They had the chance to leave the country and still do, but Sabina says her grandmother has spent her life in Ukraine and wants to defend it. Sabina insists she will stay with her.
“I can’t imagine leaving like this, no,” she said. “No, it’s my family. My great is here and I grew up here as a kid. If I leave, then what?
“Of course, I don’t feel safe. Who feels safe in a war? But we will stay here and stand up for our land.”
Michael, a 39-year-old former Newport Hartridge School pupil, is due to arrive back in Ukraine in the next week and says he has not given up convincing the family to move to a safer place, even if that is in Ukraine.

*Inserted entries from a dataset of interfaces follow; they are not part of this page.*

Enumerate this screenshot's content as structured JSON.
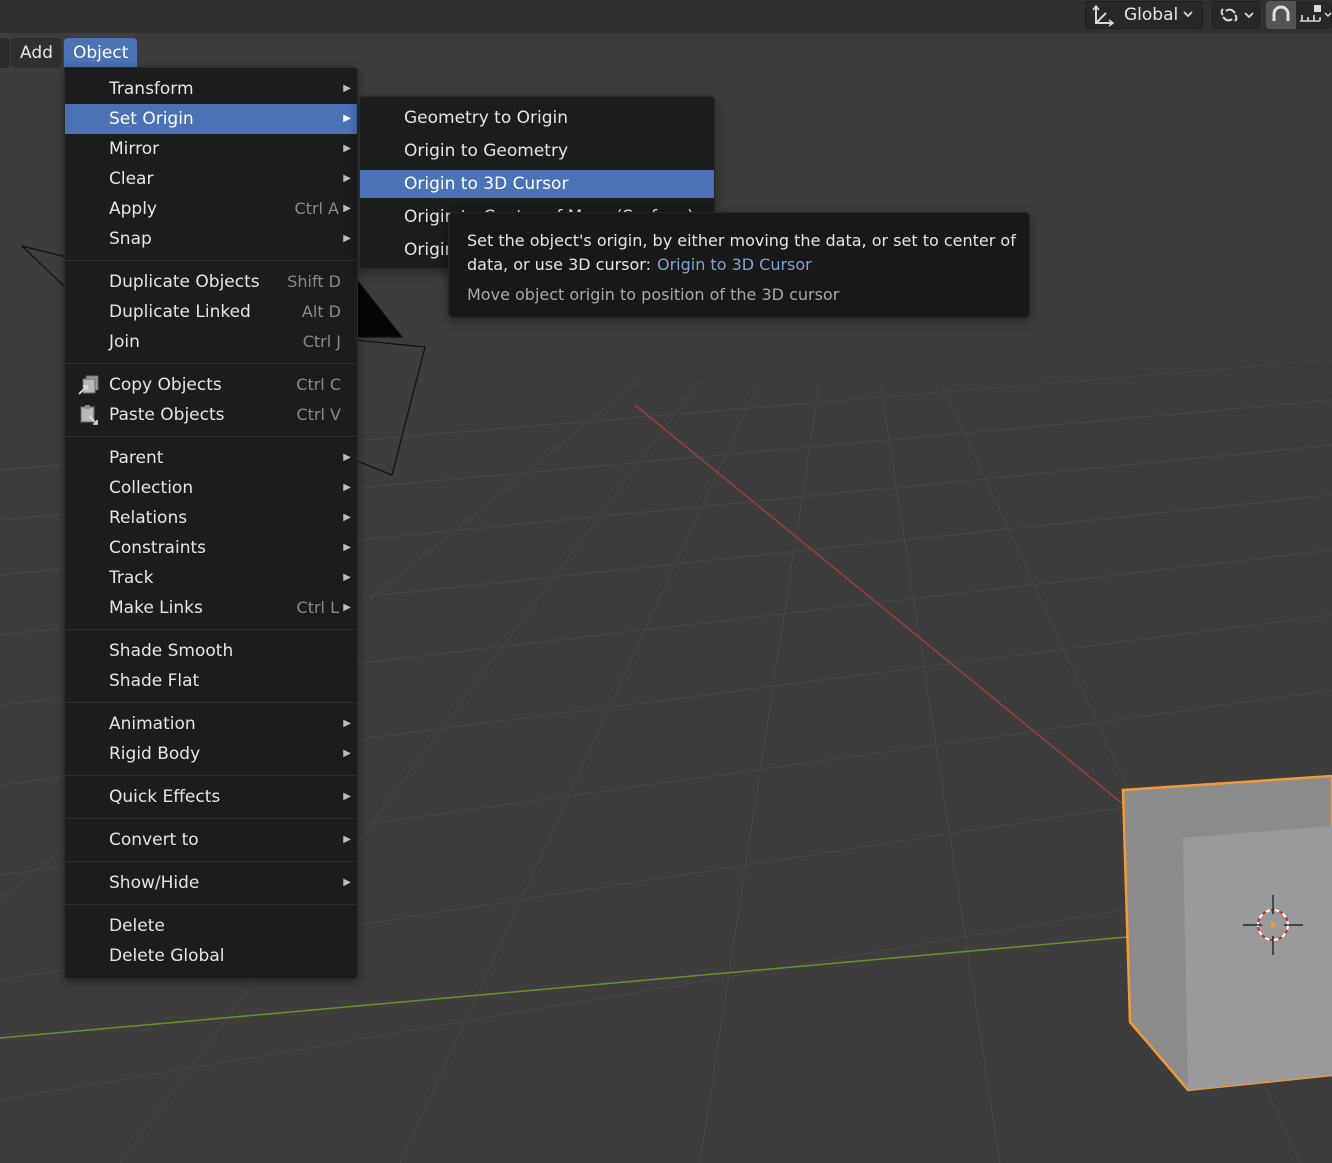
{
  "header": {
    "orientation_label": "Global",
    "orientation_icon": "transform-orientation-icon",
    "pivot_icon": "link-icon",
    "snap_icon": "magnet-icon",
    "snap_options_icon": "snap-increment-icon"
  },
  "menubar": {
    "add_label": "Add",
    "object_label": "Object"
  },
  "object_menu": {
    "items": [
      {
        "label": "Transform",
        "has_submenu": true
      },
      {
        "label": "Set Origin",
        "has_submenu": true,
        "highlighted": true
      },
      {
        "label": "Mirror",
        "has_submenu": true
      },
      {
        "label": "Clear",
        "has_submenu": true
      },
      {
        "label": "Apply",
        "shortcut": "Ctrl A",
        "has_submenu": true
      },
      {
        "label": "Snap",
        "has_submenu": true
      },
      {
        "label": "Duplicate Objects",
        "shortcut": "Shift D"
      },
      {
        "label": "Duplicate Linked",
        "shortcut": "Alt D"
      },
      {
        "label": "Join",
        "shortcut": "Ctrl J"
      },
      {
        "label": "Copy Objects",
        "shortcut": "Ctrl C",
        "icon": "copy-icon"
      },
      {
        "label": "Paste Objects",
        "shortcut": "Ctrl V",
        "icon": "paste-icon"
      },
      {
        "label": "Parent",
        "has_submenu": true
      },
      {
        "label": "Collection",
        "has_submenu": true
      },
      {
        "label": "Relations",
        "has_submenu": true
      },
      {
        "label": "Constraints",
        "has_submenu": true
      },
      {
        "label": "Track",
        "has_submenu": true
      },
      {
        "label": "Make Links",
        "shortcut": "Ctrl L",
        "has_submenu": true
      },
      {
        "label": "Shade Smooth"
      },
      {
        "label": "Shade Flat"
      },
      {
        "label": "Animation",
        "has_submenu": true
      },
      {
        "label": "Rigid Body",
        "has_submenu": true
      },
      {
        "label": "Quick Effects",
        "has_submenu": true
      },
      {
        "label": "Convert to",
        "has_submenu": true
      },
      {
        "label": "Show/Hide",
        "has_submenu": true
      },
      {
        "label": "Delete"
      },
      {
        "label": "Delete Global"
      }
    ]
  },
  "set_origin_submenu": {
    "items": [
      {
        "label": "Geometry to Origin"
      },
      {
        "label": "Origin to Geometry"
      },
      {
        "label": "Origin to 3D Cursor",
        "highlighted": true
      },
      {
        "label": "Origin to Center of Mass (Surface)"
      },
      {
        "label": "Origin"
      }
    ]
  },
  "tooltip": {
    "description": "Set the object's origin, by either moving the data, or set to center of data, or use 3D cursor:",
    "operator": "Origin to 3D Cursor",
    "detail": "Move object origin to position of the 3D cursor"
  },
  "colors": {
    "viewport_bg": "#3d3d3d",
    "menu_bg": "#1c1c1c",
    "highlight": "#4a72b5",
    "selection_outline": "#f29a38",
    "x_axis": "#a33b3b",
    "y_axis": "#6c8f2c"
  }
}
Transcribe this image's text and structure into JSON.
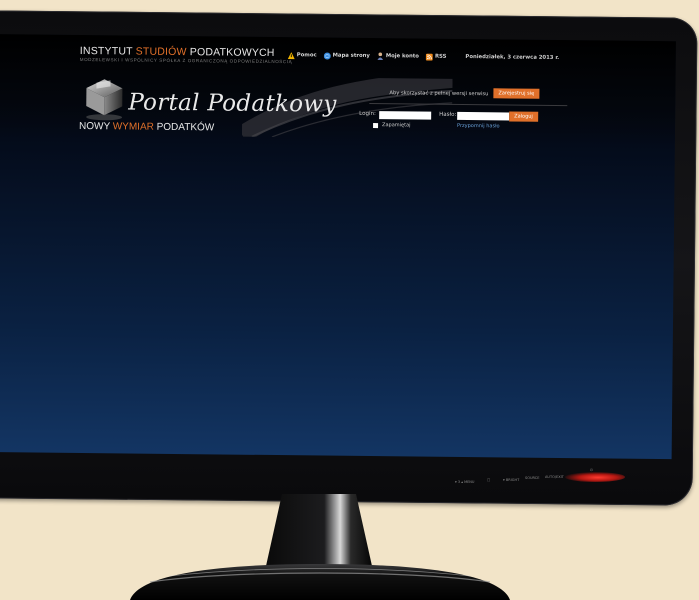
{
  "site": {
    "brand_top_a": "INSTYTUT ",
    "brand_top_b": "STUDIÓW",
    "brand_top_c": " PODATKOWYCH",
    "brand_sub": "MODZELEWSKI I WSPÓLNICY SPÓŁKA Z OGRANICZONĄ ODPOWIEDZIALNOŚCIĄ",
    "portal_title": "Portal Podatkowy",
    "tagline_a": "NOWY ",
    "tagline_b": "WYMIAR",
    "tagline_c": " PODATKÓW",
    "accent_color": "#e0702a"
  },
  "topnav": {
    "items": [
      {
        "label": "Pomoc",
        "icon": "warning-icon"
      },
      {
        "label": "Mapa strony",
        "icon": "globe-icon"
      },
      {
        "label": "Moje konto",
        "icon": "user-icon"
      },
      {
        "label": "RSS",
        "icon": "rss-icon"
      }
    ],
    "date": "Poniedziałek, 3 czerwca 2013 r."
  },
  "login": {
    "prompt": "Aby skorzystać z pełnej wersji serwisu",
    "register_label": "Zarejestruj się",
    "login_label": "Login:",
    "password_label": "Hasło:",
    "login_value": "",
    "password_value": "",
    "submit_label": "Zaloguj",
    "remember_label": "Zapamiętaj",
    "forgot_label": "Przypomnij hasło"
  },
  "monitor": {
    "chin_labels": [
      "▾ 3 ▴ MENU",
      "□",
      "▾ BRIGHT",
      "SOURCE",
      "AUTO/EXIT",
      "⏻"
    ]
  }
}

On his return he says his priority is ensuring the safety of his family, before turning his attention to fighting the Russians as a voluntary soldier.
Military service is in his blood. He’s fought around the world and was in the British army until 2005, before enlisting again in 2016 as a reserve.

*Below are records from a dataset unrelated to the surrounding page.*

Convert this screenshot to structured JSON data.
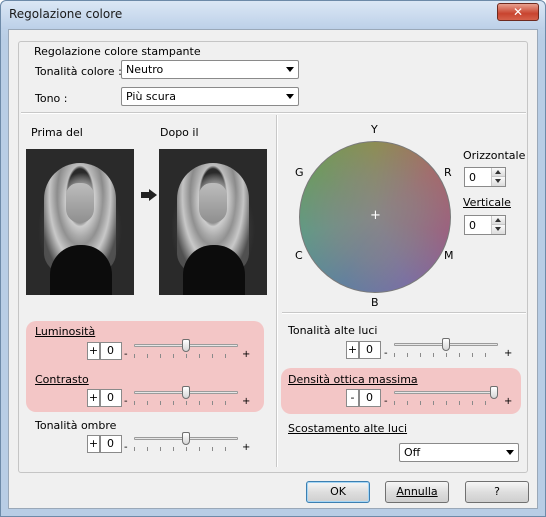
{
  "window": {
    "title": "Regolazione colore",
    "close_label": "✕"
  },
  "group": {
    "legend": "Regolazione colore stampante"
  },
  "tonalita": {
    "label": "Tonalità colore :",
    "value": "Neutro"
  },
  "tono": {
    "label": "Tono :",
    "value": "Più scura"
  },
  "preview": {
    "before": "Prima del",
    "after": "Dopo il"
  },
  "wheel": {
    "top": "Y",
    "right_top": "R",
    "right_bottom": "M",
    "bottom": "B",
    "left_bottom": "C",
    "left_top": "G",
    "center": "+"
  },
  "orizzontale": {
    "label": "Orizzontale",
    "value": "0"
  },
  "verticale": {
    "label": "Verticale",
    "value": "0"
  },
  "luminosita": {
    "label": "Luminosità",
    "sign": "+",
    "value": "0",
    "level": 0.5
  },
  "contrasto": {
    "label": "Contrasto",
    "sign": "+",
    "value": "0",
    "level": 0.5
  },
  "ombre": {
    "label": "Tonalità ombre",
    "sign": "+",
    "value": "0",
    "level": 0.5
  },
  "alte_luci": {
    "label": "Tonalità alte luci",
    "sign": "+",
    "value": "0",
    "level": 0.5
  },
  "densita": {
    "label": "Densità ottica massima",
    "sign": "-",
    "value": "0",
    "level": 1.0
  },
  "scostamento": {
    "label": "Scostamento alte luci",
    "value": "Off"
  },
  "slider_marks": {
    "minus": "-",
    "plus": "+"
  },
  "buttons": {
    "ok": "OK",
    "annulla": "Annulla",
    "help": "?"
  },
  "colors": {
    "highlight": "#f3c6c6",
    "default_border": "#3c7fb1"
  }
}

He’s fought in Ukraine against Russia for much of the time since, but he says this time is different.
“This could be a huge war,” he told Wales Online from his current base in Buffalo, New York. “The worst one I think I’ll experience by far. Ukraine is going to fight until the end and Russia has made it very clear of their intentions.

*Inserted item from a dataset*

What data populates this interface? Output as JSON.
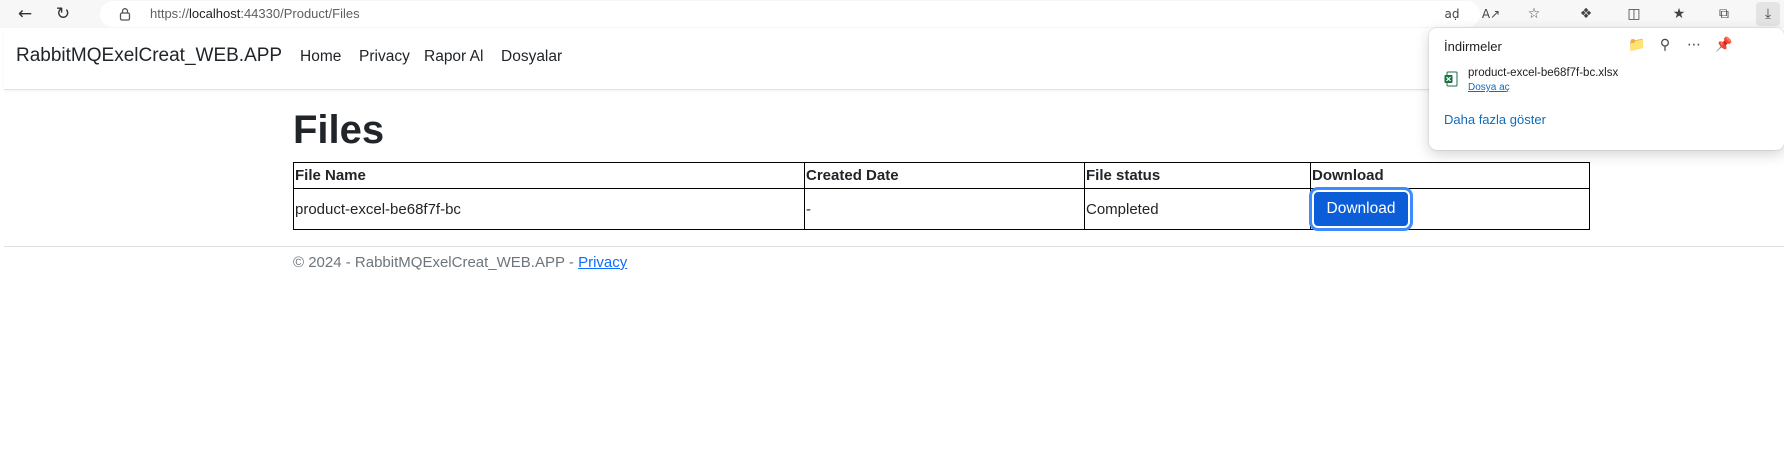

“I think when the worst does come NATO can’t stand by and let that happen. And where does that leave us?
“My major concern and worry now is that I’m going to get to Ukraine too late for Sabina and her family.
“I need to get there and make sure they are safe, and then I’ll fight with the voluntary battalion for as long as I’m needed.
“I have very bad anxiety, like something churning in my stomach. It’s not so much anger but pure worry that I am here and they are there.”
Michael says he’s been taken aback by the generosity he’s seen across western Europe and the US. For him personally he’s managed to get enough money via an online fundraiser to help his family from him and fly back to Ukraine.
“I came here and spent all the savings I had building this new life for us,” he said. “I just felt completely helpless because I’ve been trying to get to Ukraine but couldn’t.
“I have had people sending me money from all over the world who I don’t even know.
“It’s not just me, seeing the clothes and donations being sent from the UK too makes me really proud of my country right now.
“I just want to say a massive thank you to anyone who has helped my family financially or emotionally.”
He is worried to hear stories of army surplus shops being inundated with orders, and says he’s had a few hundred calls from people asking him whether they should join the Ukraine war effort on the front line.
“I am really concerned,” he said. “It is not a good idea to go there with little to no combat experience. I would highly suggest staying at home or doing something logistically to contribute, which would really help.
“I am not joking when I say I must have had 500 people come to me over the last few days saying they’re thinking about fighting. 80% of them have no experience of war. There is no glory or romance about this.”
Sabina said she cannot comprehend the “hate between Ukraine and Russia” now.
“None of us expected this,” she said. “Maybe in Donbas or Luhansk, but not here. We never expected Putin would do this to the ordinary people. Ukraine and Russia were brothers, now people have so much hate for each other. I have no words for it.
“A lot of people are dying and Russian people are being told on TV that people in Ukraine are happy to see them (Russian soldiers). It is totally wrong and not true.”
At a time of utter desperation Sabina’s small village community has emboldened her family’s resolve to fight for it.